**What to work on:**
All of the data must be returned exactly as given.

[Start of section]

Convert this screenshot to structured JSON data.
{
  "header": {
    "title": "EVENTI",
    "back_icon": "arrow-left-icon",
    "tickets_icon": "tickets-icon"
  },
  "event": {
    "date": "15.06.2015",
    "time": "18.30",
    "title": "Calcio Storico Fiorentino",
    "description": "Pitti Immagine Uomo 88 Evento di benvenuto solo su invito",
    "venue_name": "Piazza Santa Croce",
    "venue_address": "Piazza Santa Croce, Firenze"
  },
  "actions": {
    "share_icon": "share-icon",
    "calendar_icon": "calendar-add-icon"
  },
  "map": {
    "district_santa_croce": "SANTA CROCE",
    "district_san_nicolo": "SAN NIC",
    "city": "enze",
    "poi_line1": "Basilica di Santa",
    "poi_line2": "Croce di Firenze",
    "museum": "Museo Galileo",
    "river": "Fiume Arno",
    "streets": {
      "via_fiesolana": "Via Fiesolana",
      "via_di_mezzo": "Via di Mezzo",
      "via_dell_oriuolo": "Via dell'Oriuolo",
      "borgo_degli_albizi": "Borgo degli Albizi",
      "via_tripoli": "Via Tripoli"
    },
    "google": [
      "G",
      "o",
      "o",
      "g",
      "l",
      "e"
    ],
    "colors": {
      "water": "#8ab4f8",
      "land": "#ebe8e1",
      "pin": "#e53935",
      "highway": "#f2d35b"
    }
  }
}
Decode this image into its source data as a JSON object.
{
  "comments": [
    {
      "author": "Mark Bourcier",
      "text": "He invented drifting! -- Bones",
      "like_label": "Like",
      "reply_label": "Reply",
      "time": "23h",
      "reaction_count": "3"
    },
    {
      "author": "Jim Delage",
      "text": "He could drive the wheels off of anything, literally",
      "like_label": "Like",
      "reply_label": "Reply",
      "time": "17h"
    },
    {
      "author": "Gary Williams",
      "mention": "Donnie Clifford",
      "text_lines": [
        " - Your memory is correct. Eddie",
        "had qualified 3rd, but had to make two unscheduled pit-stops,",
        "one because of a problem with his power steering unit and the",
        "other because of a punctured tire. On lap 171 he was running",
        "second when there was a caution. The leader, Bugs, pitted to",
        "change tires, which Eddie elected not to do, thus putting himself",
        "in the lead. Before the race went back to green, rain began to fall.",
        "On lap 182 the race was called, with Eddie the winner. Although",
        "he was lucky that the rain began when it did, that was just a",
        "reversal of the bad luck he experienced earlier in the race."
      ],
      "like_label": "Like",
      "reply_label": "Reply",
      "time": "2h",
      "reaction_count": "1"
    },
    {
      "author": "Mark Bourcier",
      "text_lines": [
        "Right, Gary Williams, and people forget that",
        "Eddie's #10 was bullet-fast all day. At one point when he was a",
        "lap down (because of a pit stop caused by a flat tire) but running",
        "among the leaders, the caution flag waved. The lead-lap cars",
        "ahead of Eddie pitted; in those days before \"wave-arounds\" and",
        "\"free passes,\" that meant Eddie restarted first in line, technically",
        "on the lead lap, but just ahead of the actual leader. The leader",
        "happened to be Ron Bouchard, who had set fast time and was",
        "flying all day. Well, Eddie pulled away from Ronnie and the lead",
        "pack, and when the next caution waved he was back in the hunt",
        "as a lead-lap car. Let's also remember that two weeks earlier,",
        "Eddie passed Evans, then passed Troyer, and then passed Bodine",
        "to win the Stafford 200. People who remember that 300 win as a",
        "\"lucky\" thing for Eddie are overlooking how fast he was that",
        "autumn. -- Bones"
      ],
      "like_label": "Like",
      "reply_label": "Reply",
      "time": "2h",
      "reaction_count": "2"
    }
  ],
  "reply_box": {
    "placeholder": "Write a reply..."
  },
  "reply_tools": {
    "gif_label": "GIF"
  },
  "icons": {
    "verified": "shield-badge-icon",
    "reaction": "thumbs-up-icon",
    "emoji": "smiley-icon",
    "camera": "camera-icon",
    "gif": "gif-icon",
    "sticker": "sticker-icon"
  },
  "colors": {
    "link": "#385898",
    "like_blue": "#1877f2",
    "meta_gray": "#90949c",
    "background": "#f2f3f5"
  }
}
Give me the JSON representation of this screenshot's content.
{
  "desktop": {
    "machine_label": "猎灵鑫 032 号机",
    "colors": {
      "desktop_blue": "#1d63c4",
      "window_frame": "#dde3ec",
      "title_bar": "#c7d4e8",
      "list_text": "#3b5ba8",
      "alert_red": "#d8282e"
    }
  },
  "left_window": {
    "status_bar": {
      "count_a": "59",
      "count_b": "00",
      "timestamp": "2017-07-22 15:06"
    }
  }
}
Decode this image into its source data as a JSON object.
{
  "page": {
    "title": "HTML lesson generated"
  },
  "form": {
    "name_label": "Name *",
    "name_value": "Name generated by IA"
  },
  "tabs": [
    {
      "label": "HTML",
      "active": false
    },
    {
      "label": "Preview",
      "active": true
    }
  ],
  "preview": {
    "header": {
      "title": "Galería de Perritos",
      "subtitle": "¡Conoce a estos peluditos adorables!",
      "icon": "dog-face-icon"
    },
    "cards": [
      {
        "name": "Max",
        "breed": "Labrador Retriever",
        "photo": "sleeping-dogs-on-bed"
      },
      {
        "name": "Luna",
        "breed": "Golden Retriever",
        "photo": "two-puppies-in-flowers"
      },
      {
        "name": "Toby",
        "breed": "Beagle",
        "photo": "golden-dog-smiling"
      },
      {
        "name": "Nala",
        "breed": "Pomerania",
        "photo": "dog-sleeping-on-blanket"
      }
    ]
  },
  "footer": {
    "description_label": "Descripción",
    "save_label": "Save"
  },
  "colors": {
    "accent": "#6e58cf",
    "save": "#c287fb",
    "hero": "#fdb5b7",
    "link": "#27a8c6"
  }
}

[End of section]

**Task response:**
Convert this screenshot to structured JSON data.
{
  "header": {
    "title": "EVENTI",
    "back_icon": "arrow-left-icon",
    "tickets_icon": "tickets-icon"
  },
  "event": {
    "date": "15.06.2015",
    "time": "18.30",
    "title": "Calcio Storico Fiorentino",
    "description": "Pitti Immagine Uomo 88 Evento di benvenuto solo su invito",
    "venue_name": "Piazza Santa Croce",
    "venue_address": "Piazza Santa Croce, Firenze"
  },
  "actions": {
    "share_icon": "share-icon",
    "calendar_icon": "calendar-add-icon"
  },
  "map": {
    "district_santa_croce": "SANTA CROCE",
    "district_san_nicolo": "SAN NIC",
    "city": "enze",
    "poi_line1": "Basilica di Santa",
    "poi_line2": "Croce di Firenze",
    "museum": "Museo Galileo",
    "river": "Fiume Arno",
    "streets": {
      "via_fiesolana": "Via Fiesolana",
      "via_di_mezzo": "Via di Mezzo",
      "via_dell_oriuolo": "Via dell'Oriuolo",
      "borgo_degli_albizi": "Borgo degli Albizi",
      "via_tripoli": "Via Tripoli"
    },
    "google": [
      "G",
      "o",
      "o",
      "g",
      "l",
      "e"
    ],
    "colors": {
      "water": "#8ab4f8",
      "land": "#ebe8e1",
      "pin": "#e53935",
      "highway": "#f2d35b"
    }
  }
}
Decode this image into its source data as a JSON object.
{
  "comments": [
    {
      "author": "Mark Bourcier",
      "text": "He invented drifting! -- Bones",
      "like_label": "Like",
      "reply_label": "Reply",
      "time": "23h",
      "reaction_count": "3"
    },
    {
      "author": "Jim Delage",
      "text": "He could drive the wheels off of anything, literally",
      "like_label": "Like",
      "reply_label": "Reply",
      "time": "17h"
    },
    {
      "author": "Gary Williams",
      "mention": "Donnie Clifford",
      "text_lines": [
        " - Your memory is correct. Eddie",
        "had qualified 3rd, but had to make two unscheduled pit-stops,",
        "one because of a problem with his power steering unit and the",
        "other because of a punctured tire. On lap 171 he was running",
        "second when there was a caution. The leader, Bugs, pitted to",
        "change tires, which Eddie elected not to do, thus putting himself",
        "in the lead. Before the race went back to green, rain began to fall.",
        "On lap 182 the race was called, with Eddie the winner. Although",
        "he was lucky that the rain began when it did, that was just a",
        "reversal of the bad luck he experienced earlier in the race."
      ],
      "like_label": "Like",
      "reply_label": "Reply",
      "time": "2h",
      "reaction_count": "1"
    },
    {
      "author": "Mark Bourcier",
      "text_lines": [
        "Right, Gary Williams, and people forget that",
        "Eddie's #10 was bullet-fast all day. At one point when he was a",
        "lap down (because of a pit stop caused by a flat tire) but running",
        "among the leaders, the caution flag waved. The lead-lap cars",
        "ahead of Eddie pitted; in those days before \"wave-arounds\" and",
        "\"free passes,\" that meant Eddie restarted first in line, technically",
        "on the lead lap, but just ahead of the actual leader. The leader",
        "happened to be Ron Bouchard, who had set fast time and was",
        "flying all day. Well, Eddie pulled away from Ronnie and the lead",
        "pack, and when the next caution waved he was back in the hunt",
        "as a lead-lap car. Let's also remember that two weeks earlier,",
        "Eddie passed Evans, then passed Troyer, and then passed Bodine",
        "to win the Stafford 200. People who remember that 300 win as a",
        "\"lucky\" thing for Eddie are overlooking how fast he was that",
        "autumn. -- Bones"
      ],
      "like_label": "Like",
      "reply_label": "Reply",
      "time": "2h",
      "reaction_count": "2"
    }
  ],
  "reply_box": {
    "placeholder": "Write a reply..."
  },
  "reply_tools": {
    "gif_label": "GIF"
  },
  "icons": {
    "verified": "shield-badge-icon",
    "reaction": "thumbs-up-icon",
    "emoji": "smiley-icon",
    "camera": "camera-icon",
    "gif": "gif-icon",
    "sticker": "sticker-icon"
  },
  "colors": {
    "link": "#385898",
    "like_blue": "#1877f2",
    "meta_gray": "#90949c",
    "background": "#f2f3f5"
  }
}
Give me the JSON representation of this screenshot's content.
{
  "desktop": {
    "machine_label": "猎灵鑫 032 号机",
    "colors": {
      "desktop_blue": "#1d63c4",
      "window_frame": "#dde3ec",
      "title_bar": "#c7d4e8",
      "list_text": "#3b5ba8",
      "alert_red": "#d8282e"
    }
  },
  "left_window": {
    "status_bar": {
      "count_a": "59",
      "count_b": "00",
      "timestamp": "2017-07-22 15:06"
    }
  }
}
Decode this image into its source data as a JSON object.
{
  "page": {
    "title": "HTML lesson generated"
  },
  "form": {
    "name_label": "Name *",
    "name_value": "Name generated by IA"
  },
  "tabs": [
    {
      "label": "HTML",
      "active": false
    },
    {
      "label": "Preview",
      "active": true
    }
  ],
  "preview": {
    "header": {
      "title": "Galería de Perritos",
      "subtitle": "¡Conoce a estos peluditos adorables!",
      "icon": "dog-face-icon"
    },
    "cards": [
      {
        "name": "Max",
        "breed": "Labrador Retriever",
        "photo": "sleeping-dogs-on-bed"
      },
      {
        "name": "Luna",
        "breed": "Golden Retriever",
        "photo": "two-puppies-in-flowers"
      },
      {
        "name": "Toby",
        "breed": "Beagle",
        "photo": "golden-dog-smiling"
      },
      {
        "name": "Nala",
        "breed": "Pomerania",
        "photo": "dog-sleeping-on-blanket"
      }
    ]
  },
  "footer": {
    "description_label": "Descripción",
    "save_label": "Save"
  },
  "colors": {
    "accent": "#6e58cf",
    "save": "#c287fb",
    "hero": "#fdb5b7",
    "link": "#27a8c6"
  }
}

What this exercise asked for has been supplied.